Data section ->
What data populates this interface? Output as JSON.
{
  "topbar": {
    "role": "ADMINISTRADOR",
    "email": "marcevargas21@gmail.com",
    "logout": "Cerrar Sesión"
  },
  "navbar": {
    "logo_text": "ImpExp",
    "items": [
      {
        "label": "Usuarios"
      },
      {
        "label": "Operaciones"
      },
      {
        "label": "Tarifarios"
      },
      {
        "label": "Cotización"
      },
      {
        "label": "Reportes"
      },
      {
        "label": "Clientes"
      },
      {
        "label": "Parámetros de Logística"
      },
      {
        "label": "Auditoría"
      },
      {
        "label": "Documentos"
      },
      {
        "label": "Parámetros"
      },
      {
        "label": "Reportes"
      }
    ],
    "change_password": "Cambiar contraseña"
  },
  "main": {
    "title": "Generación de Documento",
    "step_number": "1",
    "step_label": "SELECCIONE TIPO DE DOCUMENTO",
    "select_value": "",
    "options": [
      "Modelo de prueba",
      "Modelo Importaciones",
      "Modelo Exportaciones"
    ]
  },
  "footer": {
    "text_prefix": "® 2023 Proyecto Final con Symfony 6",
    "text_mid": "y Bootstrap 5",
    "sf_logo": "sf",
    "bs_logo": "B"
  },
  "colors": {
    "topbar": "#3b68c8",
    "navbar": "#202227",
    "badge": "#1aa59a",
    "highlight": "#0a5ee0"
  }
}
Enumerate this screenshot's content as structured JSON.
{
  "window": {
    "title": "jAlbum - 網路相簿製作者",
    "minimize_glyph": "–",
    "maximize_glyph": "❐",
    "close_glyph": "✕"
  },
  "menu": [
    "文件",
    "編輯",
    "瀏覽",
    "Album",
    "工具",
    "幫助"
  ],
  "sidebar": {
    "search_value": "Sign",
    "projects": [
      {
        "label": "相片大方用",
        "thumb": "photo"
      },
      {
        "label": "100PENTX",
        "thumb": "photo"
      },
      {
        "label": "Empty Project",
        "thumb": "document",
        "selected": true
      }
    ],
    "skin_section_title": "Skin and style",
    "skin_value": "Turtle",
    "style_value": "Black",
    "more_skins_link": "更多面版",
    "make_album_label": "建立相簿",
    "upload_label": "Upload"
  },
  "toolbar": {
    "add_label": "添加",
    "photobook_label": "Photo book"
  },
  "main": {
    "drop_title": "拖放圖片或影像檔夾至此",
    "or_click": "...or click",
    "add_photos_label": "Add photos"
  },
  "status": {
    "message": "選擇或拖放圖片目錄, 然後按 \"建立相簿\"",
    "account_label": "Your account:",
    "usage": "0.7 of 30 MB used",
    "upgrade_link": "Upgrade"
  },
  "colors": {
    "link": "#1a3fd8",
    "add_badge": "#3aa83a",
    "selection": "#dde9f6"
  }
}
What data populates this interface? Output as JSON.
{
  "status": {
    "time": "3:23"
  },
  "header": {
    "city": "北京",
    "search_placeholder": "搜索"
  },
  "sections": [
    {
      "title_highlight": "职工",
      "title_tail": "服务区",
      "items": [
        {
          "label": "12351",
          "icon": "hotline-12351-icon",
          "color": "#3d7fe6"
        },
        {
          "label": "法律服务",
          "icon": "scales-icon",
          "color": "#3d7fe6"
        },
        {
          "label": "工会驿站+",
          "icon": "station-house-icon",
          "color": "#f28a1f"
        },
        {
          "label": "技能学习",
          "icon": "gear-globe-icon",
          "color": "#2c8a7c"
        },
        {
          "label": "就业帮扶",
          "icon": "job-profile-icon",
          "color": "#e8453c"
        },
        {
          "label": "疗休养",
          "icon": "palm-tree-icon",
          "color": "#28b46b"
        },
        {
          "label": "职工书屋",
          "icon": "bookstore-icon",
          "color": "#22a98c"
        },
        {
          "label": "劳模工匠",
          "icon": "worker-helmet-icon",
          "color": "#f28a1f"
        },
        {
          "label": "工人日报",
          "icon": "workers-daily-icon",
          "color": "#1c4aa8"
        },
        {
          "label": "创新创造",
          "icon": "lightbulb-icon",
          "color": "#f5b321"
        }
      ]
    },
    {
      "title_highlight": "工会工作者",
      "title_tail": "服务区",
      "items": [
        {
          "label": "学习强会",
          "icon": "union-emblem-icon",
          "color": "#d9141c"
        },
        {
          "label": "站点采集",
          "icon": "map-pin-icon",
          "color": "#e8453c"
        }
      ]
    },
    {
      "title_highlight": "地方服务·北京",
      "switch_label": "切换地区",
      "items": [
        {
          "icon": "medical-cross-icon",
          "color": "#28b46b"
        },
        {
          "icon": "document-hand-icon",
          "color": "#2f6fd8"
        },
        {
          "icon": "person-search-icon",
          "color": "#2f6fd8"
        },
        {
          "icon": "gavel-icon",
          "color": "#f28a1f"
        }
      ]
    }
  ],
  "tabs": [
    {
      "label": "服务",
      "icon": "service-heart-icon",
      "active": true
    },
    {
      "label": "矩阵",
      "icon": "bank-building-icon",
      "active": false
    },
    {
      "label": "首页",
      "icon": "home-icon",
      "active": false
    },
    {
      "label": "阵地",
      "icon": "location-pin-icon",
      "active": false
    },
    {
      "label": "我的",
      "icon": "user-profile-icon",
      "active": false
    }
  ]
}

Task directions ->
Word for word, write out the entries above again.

Written solution ->
What data populates this interface? Output as JSON.
{
  "topbar": {
    "role": "ADMINISTRADOR",
    "email": "marcevargas21@gmail.com",
    "logout": "Cerrar Sesión"
  },
  "navbar": {
    "logo_text": "ImpExp",
    "items": [
      {
        "label": "Usuarios"
      },
      {
        "label": "Operaciones"
      },
      {
        "label": "Tarifarios"
      },
      {
        "label": "Cotización"
      },
      {
        "label": "Reportes"
      },
      {
        "label": "Clientes"
      },
      {
        "label": "Parámetros de Logística"
      },
      {
        "label": "Auditoría"
      },
      {
        "label": "Documentos"
      },
      {
        "label": "Parámetros"
      },
      {
        "label": "Reportes"
      }
    ],
    "change_password": "Cambiar contraseña"
  },
  "main": {
    "title": "Generación de Documento",
    "step_number": "1",
    "step_label": "SELECCIONE TIPO DE DOCUMENTO",
    "select_value": "",
    "options": [
      "Modelo de prueba",
      "Modelo Importaciones",
      "Modelo Exportaciones"
    ]
  },
  "footer": {
    "text_prefix": "® 2023 Proyecto Final con Symfony 6",
    "text_mid": "y Bootstrap 5",
    "sf_logo": "sf",
    "bs_logo": "B"
  },
  "colors": {
    "topbar": "#3b68c8",
    "navbar": "#202227",
    "badge": "#1aa59a",
    "highlight": "#0a5ee0"
  }
}
Enumerate this screenshot's content as structured JSON.
{
  "window": {
    "title": "jAlbum - 網路相簿製作者",
    "minimize_glyph": "–",
    "maximize_glyph": "❐",
    "close_glyph": "✕"
  },
  "menu": [
    "文件",
    "編輯",
    "瀏覽",
    "Album",
    "工具",
    "幫助"
  ],
  "sidebar": {
    "search_value": "Sign",
    "projects": [
      {
        "label": "相片大方用",
        "thumb": "photo"
      },
      {
        "label": "100PENTX",
        "thumb": "photo"
      },
      {
        "label": "Empty Project",
        "thumb": "document",
        "selected": true
      }
    ],
    "skin_section_title": "Skin and style",
    "skin_value": "Turtle",
    "style_value": "Black",
    "more_skins_link": "更多面版",
    "make_album_label": "建立相簿",
    "upload_label": "Upload"
  },
  "toolbar": {
    "add_label": "添加",
    "photobook_label": "Photo book"
  },
  "main": {
    "drop_title": "拖放圖片或影像檔夾至此",
    "or_click": "...or click",
    "add_photos_label": "Add photos"
  },
  "status": {
    "message": "選擇或拖放圖片目錄, 然後按 \"建立相簿\"",
    "account_label": "Your account:",
    "usage": "0.7 of 30 MB used",
    "upgrade_link": "Upgrade"
  },
  "colors": {
    "link": "#1a3fd8",
    "add_badge": "#3aa83a",
    "selection": "#dde9f6"
  }
}
What data populates this interface? Output as JSON.
{
  "status": {
    "time": "3:23"
  },
  "header": {
    "city": "北京",
    "search_placeholder": "搜索"
  },
  "sections": [
    {
      "title_highlight": "职工",
      "title_tail": "服务区",
      "items": [
        {
          "label": "12351",
          "icon": "hotline-12351-icon",
          "color": "#3d7fe6"
        },
        {
          "label": "法律服务",
          "icon": "scales-icon",
          "color": "#3d7fe6"
        },
        {
          "label": "工会驿站+",
          "icon": "station-house-icon",
          "color": "#f28a1f"
        },
        {
          "label": "技能学习",
          "icon": "gear-globe-icon",
          "color": "#2c8a7c"
        },
        {
          "label": "就业帮扶",
          "icon": "job-profile-icon",
          "color": "#e8453c"
        },
        {
          "label": "疗休养",
          "icon": "palm-tree-icon",
          "color": "#28b46b"
        },
        {
          "label": "职工书屋",
          "icon": "bookstore-icon",
          "color": "#22a98c"
        },
        {
          "label": "劳模工匠",
          "icon": "worker-helmet-icon",
          "color": "#f28a1f"
        },
        {
          "label": "工人日报",
          "icon": "workers-daily-icon",
          "color": "#1c4aa8"
        },
        {
          "label": "创新创造",
          "icon": "lightbulb-icon",
          "color": "#f5b321"
        }
      ]
    },
    {
      "title_highlight": "工会工作者",
      "title_tail": "服务区",
      "items": [
        {
          "label": "学习强会",
          "icon": "union-emblem-icon",
          "color": "#d9141c"
        },
        {
          "label": "站点采集",
          "icon": "map-pin-icon",
          "color": "#e8453c"
        }
      ]
    },
    {
      "title_highlight": "地方服务·北京",
      "switch_label": "切换地区",
      "items": [
        {
          "icon": "medical-cross-icon",
          "color": "#28b46b"
        },
        {
          "icon": "document-hand-icon",
          "color": "#2f6fd8"
        },
        {
          "icon": "person-search-icon",
          "color": "#2f6fd8"
        },
        {
          "icon": "gavel-icon",
          "color": "#f28a1f"
        }
      ]
    }
  ],
  "tabs": [
    {
      "label": "服务",
      "icon": "service-heart-icon",
      "active": true
    },
    {
      "label": "矩阵",
      "icon": "bank-building-icon",
      "active": false
    },
    {
      "label": "首页",
      "icon": "home-icon",
      "active": false
    },
    {
      "label": "阵地",
      "icon": "location-pin-icon",
      "active": false
    },
    {
      "label": "我的",
      "icon": "user-profile-icon",
      "active": false
    }
  ]
}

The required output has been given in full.